Anecdote #2 took place a few years before that. One Halloween Edward and I and a couple of neighbourhood kids (Edward’s brother Gene may have been with us – my memory is less reliable than Trump’s moral conscience) were trick-or-treating after dark and got mugged by a group of older kids. Those ratbags weren’t after wallets (we had no money) or sneakers (we wore Sears best) or electronic devices (there were no electronic devices) – these lowlifes stole our pillow cases full of candy. Crime was exotic in our neighbourhood then and all I remember is running away from the creeps, swinging my lumpy pillow case at them like a knight in Hershey’s army, until I got back to 20 Dayton, winded and bewildered. An embarrassing defeat got turned on its head during a phone conversation with Edward, who relayed how he’d returned to 4 Fairfield and told his dad what happened and Mr Natoli had immediately set out in pursuit of the candy thieves. I don’t recall the precise details of what happened next but I DO remember how goddamned good it felt to hear Edward relay how his old man went out and meted justice to the douchebags who’d considered us easy marks.
This is the sort of story I wish I could share with Edward and Gene and Mary and Bill and little Anita and Michael and Nicole and everyone else back in NJ over a bottle of fine whiskey. Mr Natoli, an Italian-American who married an Irish-American, is a man for whom Irish wakes were first conceived. There’s so much I don’t know about his life. Yet I know the more I learned, the higher I’d lift my glass in salute.

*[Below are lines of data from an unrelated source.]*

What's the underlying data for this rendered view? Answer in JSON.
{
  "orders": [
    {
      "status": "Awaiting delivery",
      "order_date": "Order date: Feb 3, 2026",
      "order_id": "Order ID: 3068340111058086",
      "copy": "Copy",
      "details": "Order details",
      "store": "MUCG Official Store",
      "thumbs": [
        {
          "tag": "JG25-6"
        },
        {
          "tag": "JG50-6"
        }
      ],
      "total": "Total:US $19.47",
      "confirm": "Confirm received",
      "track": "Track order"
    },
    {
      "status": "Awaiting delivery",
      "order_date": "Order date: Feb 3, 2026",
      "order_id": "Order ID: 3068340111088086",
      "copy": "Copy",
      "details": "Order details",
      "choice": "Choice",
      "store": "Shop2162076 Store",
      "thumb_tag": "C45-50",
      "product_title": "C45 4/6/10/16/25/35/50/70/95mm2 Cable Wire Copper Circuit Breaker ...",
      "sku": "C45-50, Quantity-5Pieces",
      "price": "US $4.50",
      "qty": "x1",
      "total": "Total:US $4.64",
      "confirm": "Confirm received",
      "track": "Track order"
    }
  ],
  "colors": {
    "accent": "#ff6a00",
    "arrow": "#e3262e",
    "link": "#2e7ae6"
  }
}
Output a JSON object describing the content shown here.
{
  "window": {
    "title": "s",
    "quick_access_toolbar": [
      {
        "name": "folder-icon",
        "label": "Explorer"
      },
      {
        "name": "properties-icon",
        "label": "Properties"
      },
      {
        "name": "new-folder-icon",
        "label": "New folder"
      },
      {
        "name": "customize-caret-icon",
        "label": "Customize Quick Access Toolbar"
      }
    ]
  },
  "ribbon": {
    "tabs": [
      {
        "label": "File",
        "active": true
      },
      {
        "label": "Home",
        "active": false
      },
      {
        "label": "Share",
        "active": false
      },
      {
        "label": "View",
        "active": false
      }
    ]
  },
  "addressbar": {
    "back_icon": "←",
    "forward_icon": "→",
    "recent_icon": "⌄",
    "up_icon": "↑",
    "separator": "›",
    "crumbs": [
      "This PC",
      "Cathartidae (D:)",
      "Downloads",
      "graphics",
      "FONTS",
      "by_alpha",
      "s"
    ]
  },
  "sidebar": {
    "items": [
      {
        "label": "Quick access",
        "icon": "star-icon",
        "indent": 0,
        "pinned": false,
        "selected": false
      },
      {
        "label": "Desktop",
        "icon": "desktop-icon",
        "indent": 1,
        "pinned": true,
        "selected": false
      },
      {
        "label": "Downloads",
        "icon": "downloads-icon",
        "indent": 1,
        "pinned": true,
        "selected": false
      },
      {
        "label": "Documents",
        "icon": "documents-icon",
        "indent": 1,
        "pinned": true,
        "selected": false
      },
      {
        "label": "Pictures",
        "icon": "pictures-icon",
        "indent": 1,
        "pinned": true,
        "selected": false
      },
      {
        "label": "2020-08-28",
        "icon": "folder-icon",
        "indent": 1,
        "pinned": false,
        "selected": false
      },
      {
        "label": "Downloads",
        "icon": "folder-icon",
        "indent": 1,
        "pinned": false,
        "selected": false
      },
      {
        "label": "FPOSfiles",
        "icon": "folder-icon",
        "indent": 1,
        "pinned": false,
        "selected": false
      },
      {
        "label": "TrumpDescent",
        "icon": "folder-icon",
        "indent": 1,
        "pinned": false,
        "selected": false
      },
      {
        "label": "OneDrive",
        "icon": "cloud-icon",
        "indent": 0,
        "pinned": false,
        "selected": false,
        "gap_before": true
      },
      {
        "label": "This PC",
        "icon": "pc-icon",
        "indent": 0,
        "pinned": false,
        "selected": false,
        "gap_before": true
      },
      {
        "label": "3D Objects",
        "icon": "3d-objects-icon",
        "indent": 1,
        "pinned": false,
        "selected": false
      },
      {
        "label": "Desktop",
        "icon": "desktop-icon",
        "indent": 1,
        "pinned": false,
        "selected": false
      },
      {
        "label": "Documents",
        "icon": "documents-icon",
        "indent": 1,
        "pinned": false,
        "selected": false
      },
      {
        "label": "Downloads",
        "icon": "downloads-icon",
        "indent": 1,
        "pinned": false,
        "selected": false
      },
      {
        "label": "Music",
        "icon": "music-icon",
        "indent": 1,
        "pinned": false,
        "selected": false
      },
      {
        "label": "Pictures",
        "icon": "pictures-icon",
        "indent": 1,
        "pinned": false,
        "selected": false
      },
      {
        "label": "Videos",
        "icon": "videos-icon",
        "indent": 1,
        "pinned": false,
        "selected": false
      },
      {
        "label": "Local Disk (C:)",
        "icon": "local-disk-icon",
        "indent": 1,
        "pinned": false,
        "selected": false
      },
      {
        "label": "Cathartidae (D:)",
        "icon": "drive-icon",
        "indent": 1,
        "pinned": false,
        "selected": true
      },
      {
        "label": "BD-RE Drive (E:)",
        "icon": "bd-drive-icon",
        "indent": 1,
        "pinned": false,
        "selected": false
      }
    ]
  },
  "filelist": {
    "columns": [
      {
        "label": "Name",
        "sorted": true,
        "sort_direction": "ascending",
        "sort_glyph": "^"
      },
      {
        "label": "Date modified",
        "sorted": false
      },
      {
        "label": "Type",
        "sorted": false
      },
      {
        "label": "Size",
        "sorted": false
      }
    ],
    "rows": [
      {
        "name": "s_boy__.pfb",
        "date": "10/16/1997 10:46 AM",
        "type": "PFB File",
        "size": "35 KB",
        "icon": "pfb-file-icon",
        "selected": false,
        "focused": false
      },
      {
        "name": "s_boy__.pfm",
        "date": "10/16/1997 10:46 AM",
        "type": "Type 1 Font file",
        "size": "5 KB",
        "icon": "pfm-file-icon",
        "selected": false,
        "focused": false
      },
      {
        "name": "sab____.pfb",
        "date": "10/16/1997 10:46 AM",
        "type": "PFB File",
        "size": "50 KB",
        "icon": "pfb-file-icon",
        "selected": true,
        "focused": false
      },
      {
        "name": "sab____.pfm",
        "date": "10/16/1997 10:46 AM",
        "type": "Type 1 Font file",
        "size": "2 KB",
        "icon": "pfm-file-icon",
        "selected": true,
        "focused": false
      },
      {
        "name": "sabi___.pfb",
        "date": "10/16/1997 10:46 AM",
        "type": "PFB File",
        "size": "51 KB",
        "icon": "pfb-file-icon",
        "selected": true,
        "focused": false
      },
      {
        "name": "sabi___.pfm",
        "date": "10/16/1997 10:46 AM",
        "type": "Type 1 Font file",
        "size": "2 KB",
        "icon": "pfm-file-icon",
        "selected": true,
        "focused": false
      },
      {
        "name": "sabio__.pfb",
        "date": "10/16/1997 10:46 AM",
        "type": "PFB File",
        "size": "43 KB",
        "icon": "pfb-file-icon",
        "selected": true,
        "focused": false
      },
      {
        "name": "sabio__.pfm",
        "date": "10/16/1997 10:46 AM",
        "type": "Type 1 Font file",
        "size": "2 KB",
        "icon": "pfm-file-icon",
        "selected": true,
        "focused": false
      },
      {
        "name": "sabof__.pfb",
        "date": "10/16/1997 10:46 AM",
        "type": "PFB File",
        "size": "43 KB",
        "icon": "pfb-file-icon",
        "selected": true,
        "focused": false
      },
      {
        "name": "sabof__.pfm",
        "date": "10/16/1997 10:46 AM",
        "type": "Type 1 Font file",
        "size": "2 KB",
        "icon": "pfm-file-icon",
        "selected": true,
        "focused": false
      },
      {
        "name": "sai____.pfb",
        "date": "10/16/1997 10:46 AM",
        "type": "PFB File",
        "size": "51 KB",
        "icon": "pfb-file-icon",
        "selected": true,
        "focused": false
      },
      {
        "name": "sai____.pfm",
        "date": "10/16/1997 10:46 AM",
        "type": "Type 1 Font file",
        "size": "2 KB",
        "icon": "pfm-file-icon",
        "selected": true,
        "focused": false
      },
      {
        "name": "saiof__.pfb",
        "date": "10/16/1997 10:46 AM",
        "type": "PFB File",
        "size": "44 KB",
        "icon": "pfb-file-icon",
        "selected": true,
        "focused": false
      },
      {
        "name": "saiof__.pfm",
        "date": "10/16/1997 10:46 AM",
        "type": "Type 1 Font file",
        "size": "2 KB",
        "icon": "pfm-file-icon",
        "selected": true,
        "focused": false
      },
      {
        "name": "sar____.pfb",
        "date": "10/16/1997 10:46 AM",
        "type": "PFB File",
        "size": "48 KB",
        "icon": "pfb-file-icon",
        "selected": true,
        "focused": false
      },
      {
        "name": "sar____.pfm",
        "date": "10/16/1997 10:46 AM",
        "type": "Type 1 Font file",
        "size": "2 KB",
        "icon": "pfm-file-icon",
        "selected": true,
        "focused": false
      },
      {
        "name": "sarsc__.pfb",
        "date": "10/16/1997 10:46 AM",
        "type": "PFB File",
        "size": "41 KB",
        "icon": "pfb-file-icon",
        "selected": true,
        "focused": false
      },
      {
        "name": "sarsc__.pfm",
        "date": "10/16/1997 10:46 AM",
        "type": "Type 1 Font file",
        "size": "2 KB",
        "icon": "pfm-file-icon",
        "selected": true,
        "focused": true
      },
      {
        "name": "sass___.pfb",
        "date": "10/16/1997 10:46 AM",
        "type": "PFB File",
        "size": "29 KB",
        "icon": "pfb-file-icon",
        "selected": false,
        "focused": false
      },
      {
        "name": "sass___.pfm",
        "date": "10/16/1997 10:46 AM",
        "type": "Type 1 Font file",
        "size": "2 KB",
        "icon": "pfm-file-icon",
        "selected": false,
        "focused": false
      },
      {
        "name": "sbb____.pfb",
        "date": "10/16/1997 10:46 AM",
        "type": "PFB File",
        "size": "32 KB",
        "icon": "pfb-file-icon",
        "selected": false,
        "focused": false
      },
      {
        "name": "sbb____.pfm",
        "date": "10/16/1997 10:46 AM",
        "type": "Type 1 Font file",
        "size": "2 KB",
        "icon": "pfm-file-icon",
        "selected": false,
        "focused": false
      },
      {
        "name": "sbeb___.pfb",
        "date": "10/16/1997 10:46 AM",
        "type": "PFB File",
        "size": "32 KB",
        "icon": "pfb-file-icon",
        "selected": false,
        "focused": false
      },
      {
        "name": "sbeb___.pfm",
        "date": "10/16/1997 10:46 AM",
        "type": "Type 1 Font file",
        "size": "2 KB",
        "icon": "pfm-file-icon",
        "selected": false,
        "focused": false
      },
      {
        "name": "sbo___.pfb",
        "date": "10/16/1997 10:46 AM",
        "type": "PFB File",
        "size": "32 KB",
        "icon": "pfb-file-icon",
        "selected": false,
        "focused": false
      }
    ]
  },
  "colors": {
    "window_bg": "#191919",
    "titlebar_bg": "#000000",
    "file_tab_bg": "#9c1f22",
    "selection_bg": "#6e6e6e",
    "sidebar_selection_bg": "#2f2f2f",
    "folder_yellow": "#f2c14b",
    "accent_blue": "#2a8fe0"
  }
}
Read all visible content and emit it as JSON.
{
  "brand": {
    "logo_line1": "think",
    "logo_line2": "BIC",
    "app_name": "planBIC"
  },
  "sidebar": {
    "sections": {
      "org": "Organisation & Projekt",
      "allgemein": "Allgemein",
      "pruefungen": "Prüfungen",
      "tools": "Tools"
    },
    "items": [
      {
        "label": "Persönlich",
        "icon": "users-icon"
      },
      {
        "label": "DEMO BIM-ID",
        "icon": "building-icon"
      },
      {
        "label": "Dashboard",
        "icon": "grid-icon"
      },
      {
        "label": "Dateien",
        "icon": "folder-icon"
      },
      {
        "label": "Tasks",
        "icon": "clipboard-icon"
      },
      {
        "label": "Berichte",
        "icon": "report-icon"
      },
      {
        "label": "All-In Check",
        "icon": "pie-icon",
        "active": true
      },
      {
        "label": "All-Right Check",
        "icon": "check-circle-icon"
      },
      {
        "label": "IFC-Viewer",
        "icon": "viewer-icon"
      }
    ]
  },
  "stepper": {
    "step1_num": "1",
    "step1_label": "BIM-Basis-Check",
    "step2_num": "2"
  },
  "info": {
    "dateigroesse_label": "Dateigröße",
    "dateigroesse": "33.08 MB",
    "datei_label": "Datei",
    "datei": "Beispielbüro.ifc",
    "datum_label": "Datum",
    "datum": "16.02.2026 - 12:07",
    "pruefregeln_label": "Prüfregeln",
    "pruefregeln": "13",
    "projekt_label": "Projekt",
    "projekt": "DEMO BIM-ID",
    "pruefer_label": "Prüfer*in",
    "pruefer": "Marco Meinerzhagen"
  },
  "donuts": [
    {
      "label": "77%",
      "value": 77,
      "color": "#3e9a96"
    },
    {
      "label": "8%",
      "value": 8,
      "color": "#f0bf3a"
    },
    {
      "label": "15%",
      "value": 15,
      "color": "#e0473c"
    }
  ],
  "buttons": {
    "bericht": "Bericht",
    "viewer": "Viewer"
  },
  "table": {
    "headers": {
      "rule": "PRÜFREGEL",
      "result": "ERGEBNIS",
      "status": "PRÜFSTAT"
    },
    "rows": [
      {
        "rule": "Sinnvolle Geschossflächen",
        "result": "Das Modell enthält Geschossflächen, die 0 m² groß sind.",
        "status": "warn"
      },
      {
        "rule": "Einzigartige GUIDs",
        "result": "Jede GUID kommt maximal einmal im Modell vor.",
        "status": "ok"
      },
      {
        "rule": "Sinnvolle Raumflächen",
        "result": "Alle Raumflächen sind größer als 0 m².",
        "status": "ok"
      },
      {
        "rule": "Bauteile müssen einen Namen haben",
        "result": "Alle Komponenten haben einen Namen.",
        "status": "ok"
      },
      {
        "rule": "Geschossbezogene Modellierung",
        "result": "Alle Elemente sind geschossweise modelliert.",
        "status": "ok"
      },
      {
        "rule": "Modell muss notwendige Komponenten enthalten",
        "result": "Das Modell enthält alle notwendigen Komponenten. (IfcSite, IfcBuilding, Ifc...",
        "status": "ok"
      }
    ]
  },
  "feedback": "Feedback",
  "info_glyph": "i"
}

All my love to Mary, Gene and Edward. All my everything to Mrs Natoli, Mr Natoli’s wife of 55 years. Hope you read this someday, Mrs Natoli, and know how much you and Mr Natoli have meant to me over the years. Truly wish I could have attended his services. Please know I was there in spirit.